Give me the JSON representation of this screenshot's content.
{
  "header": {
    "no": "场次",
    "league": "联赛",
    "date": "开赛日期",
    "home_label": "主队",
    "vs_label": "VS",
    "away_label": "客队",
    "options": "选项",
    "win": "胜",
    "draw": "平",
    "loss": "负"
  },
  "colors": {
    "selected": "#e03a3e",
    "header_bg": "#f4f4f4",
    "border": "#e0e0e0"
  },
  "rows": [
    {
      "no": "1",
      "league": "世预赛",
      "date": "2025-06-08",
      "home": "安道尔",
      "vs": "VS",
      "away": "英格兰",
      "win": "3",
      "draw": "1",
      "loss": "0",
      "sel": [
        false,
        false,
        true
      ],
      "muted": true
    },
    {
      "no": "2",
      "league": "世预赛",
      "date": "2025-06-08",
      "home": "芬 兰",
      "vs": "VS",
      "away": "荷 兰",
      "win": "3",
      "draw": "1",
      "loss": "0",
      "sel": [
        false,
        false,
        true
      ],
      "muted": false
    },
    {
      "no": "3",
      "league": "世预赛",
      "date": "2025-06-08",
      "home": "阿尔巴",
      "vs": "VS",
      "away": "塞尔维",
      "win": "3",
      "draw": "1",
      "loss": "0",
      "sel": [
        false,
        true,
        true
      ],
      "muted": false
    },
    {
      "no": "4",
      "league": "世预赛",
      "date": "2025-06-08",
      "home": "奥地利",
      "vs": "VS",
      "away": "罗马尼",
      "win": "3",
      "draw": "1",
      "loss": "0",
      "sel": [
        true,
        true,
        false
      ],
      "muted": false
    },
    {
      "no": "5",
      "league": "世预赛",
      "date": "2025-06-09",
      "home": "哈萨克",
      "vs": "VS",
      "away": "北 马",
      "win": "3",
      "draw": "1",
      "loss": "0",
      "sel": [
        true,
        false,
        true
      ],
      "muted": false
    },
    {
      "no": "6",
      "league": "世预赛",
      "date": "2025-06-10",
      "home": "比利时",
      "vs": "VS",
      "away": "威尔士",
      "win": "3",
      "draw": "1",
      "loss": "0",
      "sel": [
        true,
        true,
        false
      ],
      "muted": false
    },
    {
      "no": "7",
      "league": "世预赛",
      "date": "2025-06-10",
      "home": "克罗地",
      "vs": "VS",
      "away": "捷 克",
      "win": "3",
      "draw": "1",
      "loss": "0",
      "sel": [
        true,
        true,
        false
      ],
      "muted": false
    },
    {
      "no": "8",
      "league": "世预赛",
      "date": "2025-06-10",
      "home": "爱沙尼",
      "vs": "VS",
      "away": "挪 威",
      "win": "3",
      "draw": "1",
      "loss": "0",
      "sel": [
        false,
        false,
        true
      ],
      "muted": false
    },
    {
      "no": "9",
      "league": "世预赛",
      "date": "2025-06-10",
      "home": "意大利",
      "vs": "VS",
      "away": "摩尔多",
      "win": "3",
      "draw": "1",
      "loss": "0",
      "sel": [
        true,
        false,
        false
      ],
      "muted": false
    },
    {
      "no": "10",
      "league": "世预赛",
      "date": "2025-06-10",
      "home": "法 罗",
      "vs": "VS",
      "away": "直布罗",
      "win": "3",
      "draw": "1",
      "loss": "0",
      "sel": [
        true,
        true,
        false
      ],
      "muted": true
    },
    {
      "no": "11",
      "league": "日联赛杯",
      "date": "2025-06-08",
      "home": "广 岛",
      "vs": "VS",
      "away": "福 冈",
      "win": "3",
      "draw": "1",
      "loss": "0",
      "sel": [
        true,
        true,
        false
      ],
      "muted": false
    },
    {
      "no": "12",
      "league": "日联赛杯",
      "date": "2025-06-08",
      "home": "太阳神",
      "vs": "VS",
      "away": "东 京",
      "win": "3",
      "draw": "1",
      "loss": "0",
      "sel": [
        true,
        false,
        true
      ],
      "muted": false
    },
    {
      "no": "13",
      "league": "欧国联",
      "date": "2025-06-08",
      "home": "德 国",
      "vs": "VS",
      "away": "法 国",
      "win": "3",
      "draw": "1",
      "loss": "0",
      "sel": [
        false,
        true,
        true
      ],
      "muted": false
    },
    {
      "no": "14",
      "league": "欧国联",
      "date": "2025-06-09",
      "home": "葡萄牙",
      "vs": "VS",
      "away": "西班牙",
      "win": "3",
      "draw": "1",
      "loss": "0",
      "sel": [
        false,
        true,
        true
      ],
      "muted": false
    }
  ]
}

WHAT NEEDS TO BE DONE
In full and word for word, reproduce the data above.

EXPECTED OUTPUT
Give me the JSON representation of this screenshot's content.
{
  "header": {
    "no": "场次",
    "league": "联赛",
    "date": "开赛日期",
    "home_label": "主队",
    "vs_label": "VS",
    "away_label": "客队",
    "options": "选项",
    "win": "胜",
    "draw": "平",
    "loss": "负"
  },
  "colors": {
    "selected": "#e03a3e",
    "header_bg": "#f4f4f4",
    "border": "#e0e0e0"
  },
  "rows": [
    {
      "no": "1",
      "league": "世预赛",
      "date": "2025-06-08",
      "home": "安道尔",
      "vs": "VS",
      "away": "英格兰",
      "win": "3",
      "draw": "1",
      "loss": "0",
      "sel": [
        false,
        false,
        true
      ],
      "muted": true
    },
    {
      "no": "2",
      "league": "世预赛",
      "date": "2025-06-08",
      "home": "芬 兰",
      "vs": "VS",
      "away": "荷 兰",
      "win": "3",
      "draw": "1",
      "loss": "0",
      "sel": [
        false,
        false,
        true
      ],
      "muted": false
    },
    {
      "no": "3",
      "league": "世预赛",
      "date": "2025-06-08",
      "home": "阿尔巴",
      "vs": "VS",
      "away": "塞尔维",
      "win": "3",
      "draw": "1",
      "loss": "0",
      "sel": [
        false,
        true,
        true
      ],
      "muted": false
    },
    {
      "no": "4",
      "league": "世预赛",
      "date": "2025-06-08",
      "home": "奥地利",
      "vs": "VS",
      "away": "罗马尼",
      "win": "3",
      "draw": "1",
      "loss": "0",
      "sel": [
        true,
        true,
        false
      ],
      "muted": false
    },
    {
      "no": "5",
      "league": "世预赛",
      "date": "2025-06-09",
      "home": "哈萨克",
      "vs": "VS",
      "away": "北 马",
      "win": "3",
      "draw": "1",
      "loss": "0",
      "sel": [
        true,
        false,
        true
      ],
      "muted": false
    },
    {
      "no": "6",
      "league": "世预赛",
      "date": "2025-06-10",
      "home": "比利时",
      "vs": "VS",
      "away": "威尔士",
      "win": "3",
      "draw": "1",
      "loss": "0",
      "sel": [
        true,
        true,
        false
      ],
      "muted": false
    },
    {
      "no": "7",
      "league": "世预赛",
      "date": "2025-06-10",
      "home": "克罗地",
      "vs": "VS",
      "away": "捷 克",
      "win": "3",
      "draw": "1",
      "loss": "0",
      "sel": [
        true,
        true,
        false
      ],
      "muted": false
    },
    {
      "no": "8",
      "league": "世预赛",
      "date": "2025-06-10",
      "home": "爱沙尼",
      "vs": "VS",
      "away": "挪 威",
      "win": "3",
      "draw": "1",
      "loss": "0",
      "sel": [
        false,
        false,
        true
      ],
      "muted": false
    },
    {
      "no": "9",
      "league": "世预赛",
      "date": "2025-06-10",
      "home": "意大利",
      "vs": "VS",
      "away": "摩尔多",
      "win": "3",
      "draw": "1",
      "loss": "0",
      "sel": [
        true,
        false,
        false
      ],
      "muted": false
    },
    {
      "no": "10",
      "league": "世预赛",
      "date": "2025-06-10",
      "home": "法 罗",
      "vs": "VS",
      "away": "直布罗",
      "win": "3",
      "draw": "1",
      "loss": "0",
      "sel": [
        true,
        true,
        false
      ],
      "muted": true
    },
    {
      "no": "11",
      "league": "日联赛杯",
      "date": "2025-06-08",
      "home": "广 岛",
      "vs": "VS",
      "away": "福 冈",
      "win": "3",
      "draw": "1",
      "loss": "0",
      "sel": [
        true,
        true,
        false
      ],
      "muted": false
    },
    {
      "no": "12",
      "league": "日联赛杯",
      "date": "2025-06-08",
      "home": "太阳神",
      "vs": "VS",
      "away": "东 京",
      "win": "3",
      "draw": "1",
      "loss": "0",
      "sel": [
        true,
        false,
        true
      ],
      "muted": false
    },
    {
      "no": "13",
      "league": "欧国联",
      "date": "2025-06-08",
      "home": "德 国",
      "vs": "VS",
      "away": "法 国",
      "win": "3",
      "draw": "1",
      "loss": "0",
      "sel": [
        false,
        true,
        true
      ],
      "muted": false
    },
    {
      "no": "14",
      "league": "欧国联",
      "date": "2025-06-09",
      "home": "葡萄牙",
      "vs": "VS",
      "away": "西班牙",
      "win": "3",
      "draw": "1",
      "loss": "0",
      "sel": [
        false,
        true,
        true
      ],
      "muted": false
    }
  ]
}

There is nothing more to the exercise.